Additional information and guidance 

It is generally not easy to take criticism of something you have worked hard at, but candidates need to understand and accept that everyone tackles problems differently and they need to respect other people's comments and expect other people to respect theirs. At Level 1 this might require constant reassurance and support. At Level 2 they should be becoming more routinely able to accept criticism.

 3.4 I can evaluate the finished work in relation to intentions

Candidates should be able to show clearly that they can see the strengths and weaknesses of their model and match these to some initial design intentions they set themselves.

Evidence:  Assessor observation and from reflections on their portfolio or blog.

Additional information and guidance 

Candidates should be able to offer some evaluation of their work, although they may need a framework to use as reference until they master this skill. The evaluation should help them design the system more effectively next time. There is no such thing as a perfect system, so they should be encouraged that they got theirs working to a certain standard.

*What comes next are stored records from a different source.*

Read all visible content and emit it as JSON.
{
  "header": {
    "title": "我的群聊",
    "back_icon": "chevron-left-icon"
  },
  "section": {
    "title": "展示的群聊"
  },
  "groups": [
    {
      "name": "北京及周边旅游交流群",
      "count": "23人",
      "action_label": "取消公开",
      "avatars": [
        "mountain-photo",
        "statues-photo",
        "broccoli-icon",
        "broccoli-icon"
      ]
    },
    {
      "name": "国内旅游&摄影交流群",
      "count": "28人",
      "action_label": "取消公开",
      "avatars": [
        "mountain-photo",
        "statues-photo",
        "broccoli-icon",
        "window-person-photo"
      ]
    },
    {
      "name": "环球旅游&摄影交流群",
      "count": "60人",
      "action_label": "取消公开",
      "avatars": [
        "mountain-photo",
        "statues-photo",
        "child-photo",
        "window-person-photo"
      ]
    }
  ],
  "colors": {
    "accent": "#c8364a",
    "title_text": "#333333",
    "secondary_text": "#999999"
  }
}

 3.5 I can assign a copyright license to finished work

Candidates should be able to apply a license to their finished work.

Evidence:  Candidate work or assessor statement that it was discussed as a group.

Additional information and guidance 

Candidates need to be introduced to copyright licenses and how to obtain information about these via the Internet. For example, they should make a declaration that they licensed their work for free use and that it is their own work and any sources of information are referenced to their owner. They should not use copyright tools or information without first gaining permission (or have it provided directly in the license). Any further local constraints can be included in this work but some description of the AUP and copyright should be present. There is no need to have a detailed understanding of very complex terms and conditions at Level 1. At this stage an overview of the main purpose and key requirements is sufficient. They should appreciate that copyright is automatically assigned to them for any original work and that they can license their work in any way they please as a result.


The assessor should keep a record of assessment judgements made for each candidate guided by the above guidance. Criteria should be interpreted in the context of the general descriptors of QCF Level 1 qualifications.  They should make notes of any significant issues for any candidate and be in a position to advise candidates on suitable routes for progression. They must be prepared to enter into dialogue with their Account Manager and provide their assessment records to the Account Manager through the on-line mark book. They should be prepared to provide evidence as a basis for their judgements through reference to candidate e-portfolios. Before authorising certification, the Account Manager must be satisfied that the assessors judgements are sound. In the event of missing evidence, the assessor will be requested to gather appropriate information before the award can be made.